:: Requirement ::
Repeat every entry word for word, skipping the pictures.

[Excerpts from an interface dataset]

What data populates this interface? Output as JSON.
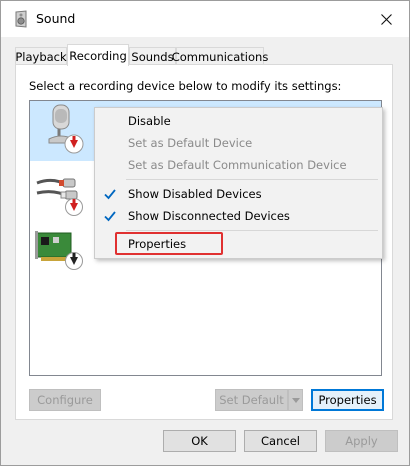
{
  "window": {
    "title": "Sound",
    "close_symbol": "✕"
  },
  "tabs": [
    {
      "label": "Playback"
    },
    {
      "label": "Recording"
    },
    {
      "label": "Sounds"
    },
    {
      "label": "Communications"
    }
  ],
  "active_tab": "Recording",
  "panel": {
    "instruction": "Select a recording device below to modify its settings:",
    "devices": [
      {
        "icon": "microphone-icon",
        "status_icon": "red-down-arrow-icon",
        "selected": true
      },
      {
        "icon": "rca-cable-icon",
        "status_icon": "red-down-arrow-icon",
        "selected": false
      },
      {
        "icon": "sound-card-icon",
        "status_icon": "black-down-arrow-icon",
        "selected": false
      }
    ],
    "buttons": {
      "configure": "Configure",
      "set_default": "Set Default",
      "properties": "Properties"
    }
  },
  "context_menu": {
    "items": [
      {
        "label": "Disable",
        "enabled": true,
        "checked": false
      },
      {
        "label": "Set as Default Device",
        "enabled": false,
        "checked": false
      },
      {
        "label": "Set as Default Communication Device",
        "enabled": false,
        "checked": false
      },
      {
        "label": "Show Disabled Devices",
        "enabled": true,
        "checked": true
      },
      {
        "label": "Show Disconnected Devices",
        "enabled": true,
        "checked": true
      },
      {
        "label": "Properties",
        "enabled": true,
        "checked": false,
        "highlighted": true
      }
    ]
  },
  "footer": {
    "ok": "OK",
    "cancel": "Cancel",
    "apply": "Apply"
  },
  "colors": {
    "selection": "#cce8ff",
    "accent": "#0078d7",
    "highlight_border": "#e03030",
    "check": "#0067c0"
  }
}
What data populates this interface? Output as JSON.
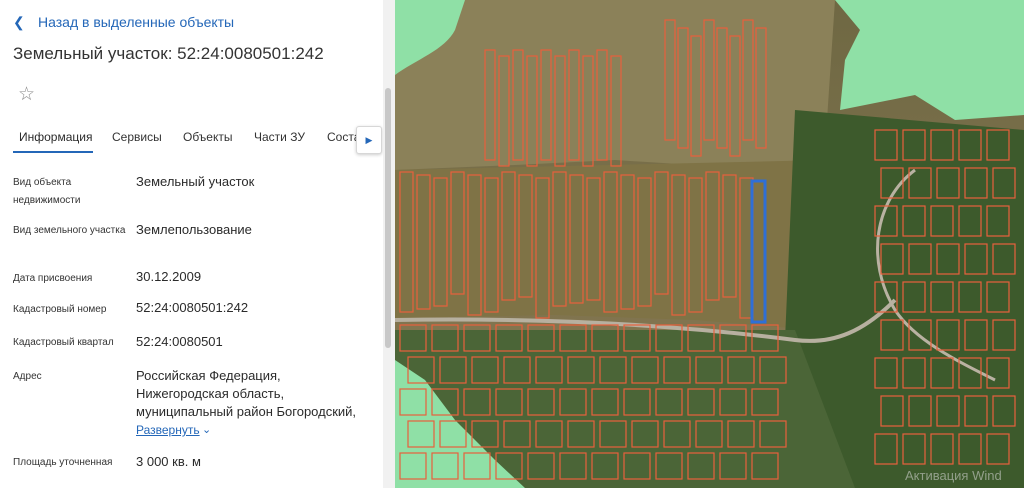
{
  "header": {
    "back_label": "Назад в выделенные объекты",
    "back_icon": "chevron-left-icon",
    "title": "Земельный участок: 52:24:0080501:242",
    "favorite_icon": "star-icon"
  },
  "tabs": [
    {
      "label": "Информация",
      "active": true
    },
    {
      "label": "Сервисы",
      "active": false
    },
    {
      "label": "Объекты",
      "active": false
    },
    {
      "label": "Части ЗУ",
      "active": false
    },
    {
      "label": "Соста",
      "active": false
    }
  ],
  "tabs_next_icon": "chevron-right-icon",
  "details": {
    "object_type": {
      "label": "Вид объекта недвижимости",
      "value": "Земельный участок"
    },
    "land_type": {
      "label": "Вид земельного участка",
      "value": "Землепользование"
    },
    "date": {
      "label": "Дата присвоения",
      "value": "30.12.2009"
    },
    "cadastral_number": {
      "label": "Кадастровый номер",
      "value": "52:24:0080501:242"
    },
    "cadastral_quarter": {
      "label": "Кадастровый квартал",
      "value": "52:24:0080501"
    },
    "address": {
      "label": "Адрес",
      "lines": [
        "Российская Федерация,",
        "Нижегородская область,",
        "муниципальный район Богородский,"
      ],
      "expand_label": "Развернуть",
      "expand_icon": "chevron-down-icon"
    },
    "area": {
      "label": "Площадь уточненная",
      "value": "3 000 кв. м"
    }
  },
  "map": {
    "selected_parcel_color": "#2f6fd6",
    "parcel_outline_color": "#e8603c",
    "zone_fill_color": "#8fe0a6",
    "watermark": "Активация Wind"
  }
}
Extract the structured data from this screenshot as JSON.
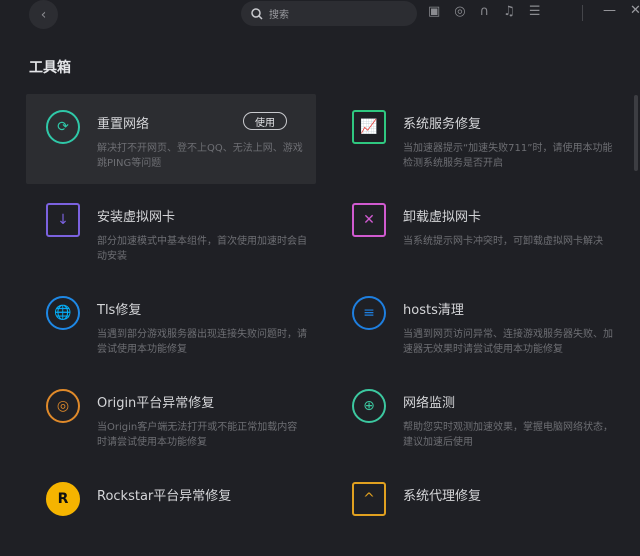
{
  "header": {
    "back_label": "‹",
    "search_placeholder": "搜索",
    "minimize": "—",
    "close": "✕"
  },
  "title": "工具箱",
  "tools": [
    {
      "title": "重置网络",
      "desc": "解决打不开网页、登不上QQ、无法上网、游戏跳PING等问题",
      "button": "使用",
      "color": "#2fc8a8"
    },
    {
      "title": "系统服务修复",
      "desc": "当加速器提示“加速失败711”时，请使用本功能检测系统服务是否开启",
      "color": "#2fc880"
    },
    {
      "title": "安装虚拟网卡",
      "desc": "部分加速模式中基本组件，首次使用加速时会自动安装",
      "color": "#7b62e0"
    },
    {
      "title": "卸载虚拟网卡",
      "desc": "当系统提示网卡冲突时，可卸载虚拟网卡解决",
      "color": "#d05ad0"
    },
    {
      "title": "Tls修复",
      "desc": "当遇到部分游戏服务器出现连接失败问题时，请尝试使用本功能修复",
      "color": "#1e88e5"
    },
    {
      "title": "hosts清理",
      "desc": "当遇到网页访问异常、连接游戏服务器失败、加速器无效果时请尝试使用本功能修复",
      "color": "#1e7fe0"
    },
    {
      "title": "Origin平台异常修复",
      "desc": "当Origin客户端无法打开或不能正常加载内容时请尝试使用本功能修复",
      "color": "#e08a2a"
    },
    {
      "title": "网络监测",
      "desc": "帮助您实时观测加速效果，掌握电脑网络状态，建议加速后使用",
      "color": "#3cc8a0"
    },
    {
      "title": "Rockstar平台异常修复",
      "desc": "",
      "color": "#f5b400"
    },
    {
      "title": "系统代理修复",
      "desc": "",
      "color": "#e0a020"
    }
  ]
}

:: Solution ::
What data populates this interface? Output as JSON.
{
  "window": {
    "title": "Sound",
    "close_symbol": "✕"
  },
  "tabs": [
    {
      "label": "Playback"
    },
    {
      "label": "Recording"
    },
    {
      "label": "Sounds"
    },
    {
      "label": "Communications"
    }
  ],
  "active_tab": "Recording",
  "panel": {
    "instruction": "Select a recording device below to modify its settings:",
    "devices": [
      {
        "icon": "microphone-icon",
        "status_icon": "red-down-arrow-icon",
        "selected": true
      },
      {
        "icon": "rca-cable-icon",
        "status_icon": "red-down-arrow-icon",
        "selected": false
      },
      {
        "icon": "sound-card-icon",
        "status_icon": "black-down-arrow-icon",
        "selected": false
      }
    ],
    "buttons": {
      "configure": "Configure",
      "set_default": "Set Default",
      "properties": "Properties"
    }
  },
  "context_menu": {
    "items": [
      {
        "label": "Disable",
        "enabled": true,
        "checked": false
      },
      {
        "label": "Set as Default Device",
        "enabled": false,
        "checked": false
      },
      {
        "label": "Set as Default Communication Device",
        "enabled": false,
        "checked": false
      },
      {
        "label": "Show Disabled Devices",
        "enabled": true,
        "checked": true
      },
      {
        "label": "Show Disconnected Devices",
        "enabled": true,
        "checked": true
      },
      {
        "label": "Properties",
        "enabled": true,
        "checked": false,
        "highlighted": true
      }
    ]
  },
  "footer": {
    "ok": "OK",
    "cancel": "Cancel",
    "apply": "Apply"
  },
  "colors": {
    "selection": "#cce8ff",
    "accent": "#0078d7",
    "highlight_border": "#e03030",
    "check": "#0067c0"
  }
}
What data populates this interface? Output as JSON.
{
  "header": {
    "back_label": "Назад в выделенные объекты",
    "back_icon": "chevron-left-icon",
    "title": "Земельный участок: 52:24:0080501:242",
    "favorite_icon": "star-icon"
  },
  "tabs": [
    {
      "label": "Информация",
      "active": true
    },
    {
      "label": "Сервисы",
      "active": false
    },
    {
      "label": "Объекты",
      "active": false
    },
    {
      "label": "Части ЗУ",
      "active": false
    },
    {
      "label": "Соста",
      "active": false
    }
  ],
  "tabs_next_icon": "chevron-right-icon",
  "details": {
    "object_type": {
      "label": "Вид объекта недвижимости",
      "value": "Земельный участок"
    },
    "land_type": {
      "label": "Вид земельного участка",
      "value": "Землепользование"
    },
    "date": {
      "label": "Дата присвоения",
      "value": "30.12.2009"
    },
    "cadastral_number": {
      "label": "Кадастровый номер",
      "value": "52:24:0080501:242"
    },
    "cadastral_quarter": {
      "label": "Кадастровый квартал",
      "value": "52:24:0080501"
    },
    "address": {
      "label": "Адрес",
      "lines": [
        "Российская Федерация,",
        "Нижегородская область,",
        "муниципальный район Богородский,"
      ],
      "expand_label": "Развернуть",
      "expand_icon": "chevron-down-icon"
    },
    "area": {
      "label": "Площадь уточненная",
      "value": "3 000 кв. м"
    }
  },
  "map": {
    "selected_parcel_color": "#2f6fd6",
    "parcel_outline_color": "#e8603c",
    "zone_fill_color": "#8fe0a6",
    "watermark": "Активация Wind"
  }
}
Extract the structured data from this screenshot as JSON.
{
  "header": {
    "back_label": "‹",
    "search_placeholder": "搜索",
    "minimize": "—",
    "close": "✕"
  },
  "title": "工具箱",
  "tools": [
    {
      "title": "重置网络",
      "desc": "解决打不开网页、登不上QQ、无法上网、游戏跳PING等问题",
      "button": "使用",
      "color": "#2fc8a8"
    },
    {
      "title": "系统服务修复",
      "desc": "当加速器提示“加速失败711”时，请使用本功能检测系统服务是否开启",
      "color": "#2fc880"
    },
    {
      "title": "安装虚拟网卡",
      "desc": "部分加速模式中基本组件，首次使用加速时会自动安装",
      "color": "#7b62e0"
    },
    {
      "title": "卸载虚拟网卡",
      "desc": "当系统提示网卡冲突时，可卸载虚拟网卡解决",
      "color": "#d05ad0"
    },
    {
      "title": "Tls修复",
      "desc": "当遇到部分游戏服务器出现连接失败问题时，请尝试使用本功能修复",
      "color": "#1e88e5"
    },
    {
      "title": "hosts清理",
      "desc": "当遇到网页访问异常、连接游戏服务器失败、加速器无效果时请尝试使用本功能修复",
      "color": "#1e7fe0"
    },
    {
      "title": "Origin平台异常修复",
      "desc": "当Origin客户端无法打开或不能正常加载内容时请尝试使用本功能修复",
      "color": "#e08a2a"
    },
    {
      "title": "网络监测",
      "desc": "帮助您实时观测加速效果，掌握电脑网络状态，建议加速后使用",
      "color": "#3cc8a0"
    },
    {
      "title": "Rockstar平台异常修复",
      "desc": "",
      "color": "#f5b400"
    },
    {
      "title": "系统代理修复",
      "desc": "",
      "color": "#e0a020"
    }
  ]
}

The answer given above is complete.